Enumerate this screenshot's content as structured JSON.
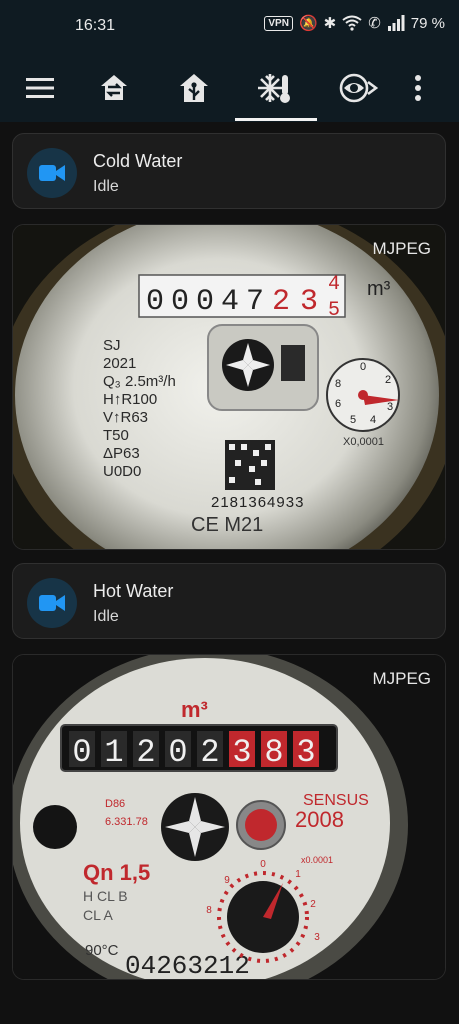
{
  "status": {
    "time": "16:31",
    "vpn": "VPN",
    "battery": "79 %"
  },
  "toolbar": {
    "icons": [
      "menu-icon",
      "home-swap-icon",
      "home-automation-icon",
      "thermostat-snowflake-icon",
      "camera-eye-icon",
      "more-vert-icon"
    ],
    "active_tab": 3
  },
  "cameras": [
    {
      "name": "Cold Water",
      "state": "Idle",
      "stream_label": "MJPEG",
      "meter": {
        "reading": "00047234",
        "unit": "m³",
        "last_digit_alt": "5",
        "brand_lines": [
          "SJ",
          "2021",
          "Q₃ 2.5m³/h",
          "H↑R100",
          "V↑R63",
          "T50",
          "ΔP63",
          "U0D0"
        ],
        "serial": "2181364933",
        "mark": "CE M21",
        "dial_label": "X0,0001",
        "dial_numbers": [
          "0",
          "2",
          "3",
          "4",
          "5",
          "6",
          "8"
        ]
      }
    },
    {
      "name": "Hot Water",
      "state": "Idle",
      "stream_label": "MJPEG",
      "meter": {
        "reading": "01202383",
        "unit": "m³",
        "brand": "SENSUS",
        "year": "2008",
        "rating": "Qn 1,5",
        "small_codes": [
          "D86",
          "6.331.78"
        ],
        "class_lines": [
          "H CL B",
          "CL A"
        ],
        "temp": "90°C",
        "serial": "04263212",
        "dial_label": "x0.0001",
        "dial_numbers": [
          "0",
          "1",
          "2",
          "3",
          "8",
          "9"
        ]
      }
    }
  ],
  "colors": {
    "accent": "#2196f3",
    "toolbar": "#0f1b22",
    "card": "#1c1c1c",
    "meter_red": "#c0282d"
  }
}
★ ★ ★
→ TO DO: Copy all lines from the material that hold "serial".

→ EXERCISE ANSWER:
        "serial": "2181364933",
        "serial": "04263212",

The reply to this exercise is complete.